TAMPA, Fla. -- A historic home in downtown Tampa is getting the community's support.
The Jackson Boarding House hosted African-American artists during segregation but now it's falling down.
Now supporters raising money to save it are getting new support from Tampa leaders.
"I think one of the first things that the walls would say, is the famous people who came through here,” said Carolyn Collins.
Nat King Cole, Ella Fitzgerald and James Brown all spent time under this roof and inside the walls of the Jackson House.
"And then when they called the names off, they would talk about the songs like 'A Tisket a Tasket. I lost my yellow basket,' that was written inside that house,” said Collins who’s Board Chair of The Jackson House Foundation.
Famous, talented but still separate during racial segregation.
The Jackson House welcomed and anchored a thriving downtown center for African-American artists.
But over the weekend, the family who ran it for decades lost their biggest supporter.
Former owner Willie Robinson died.
"Willie loved the Jackson House and I think that the love that I can share for him is to make sure that what we said we are going to do, that it's done,” said Collins.
Now the foundation, a non-profit fundraising for years, is renewing its effort to make him proud and turn it into an African-American history museum.
"African Americans would arrive at the train and they couldn't stay in white hotels so they would walk across the street and ask to stay here,” said Tampa City Council member Bill Carlson, pointing to Tampa Union Station just a few blocks away.
Back in 2014, the house was barely spared from demolition and Tampa Mayor Bob Buckhorn criticized for not doing more to save it.
What may make a difference now is the ourpour of the city's support, including Carlson.
"We need a plan and then we need to encourage the community to raise money and I feel very confident that we can do that,” he said.
So is the Jackson House Foundation's board director who tells me these walls deserve preservation for Tampa's future generations.
"How did we get here?
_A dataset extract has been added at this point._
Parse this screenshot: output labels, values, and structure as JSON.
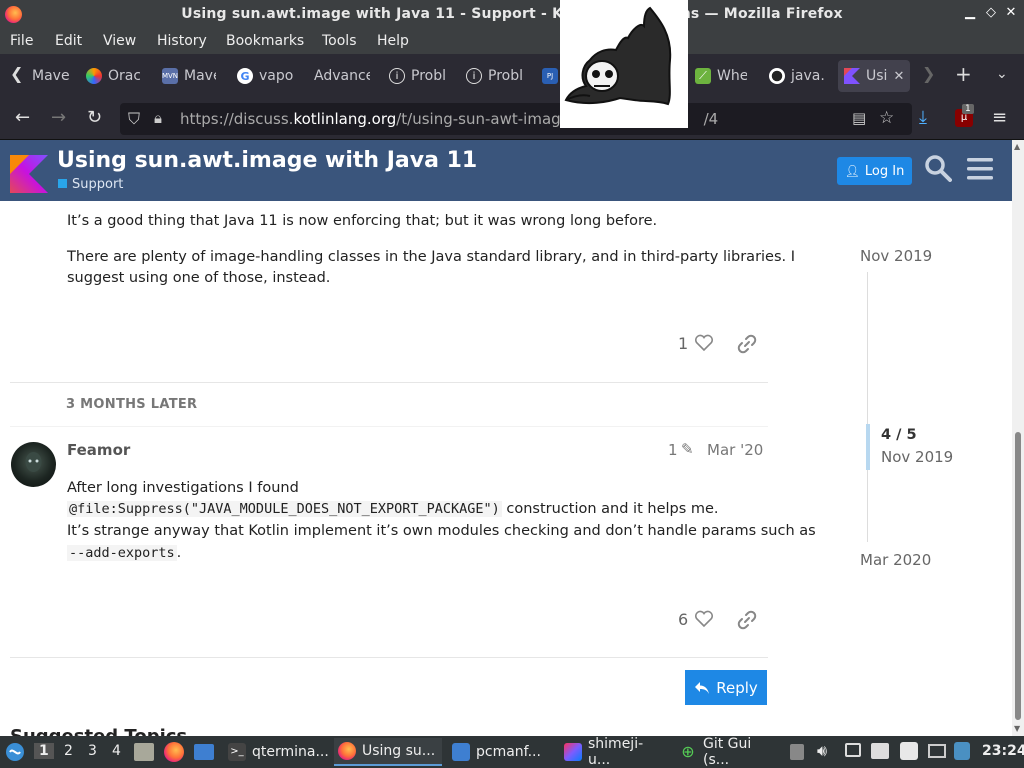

And what can we do as the Nat King Cole's of the world, the Pearl Bailey's of the world, or Dr. Martin Luther Kings to make sure that Tampa and all cities in every state in our country can do a better job to make sure that we never have to go back and have this kind of environment again,” said Collins.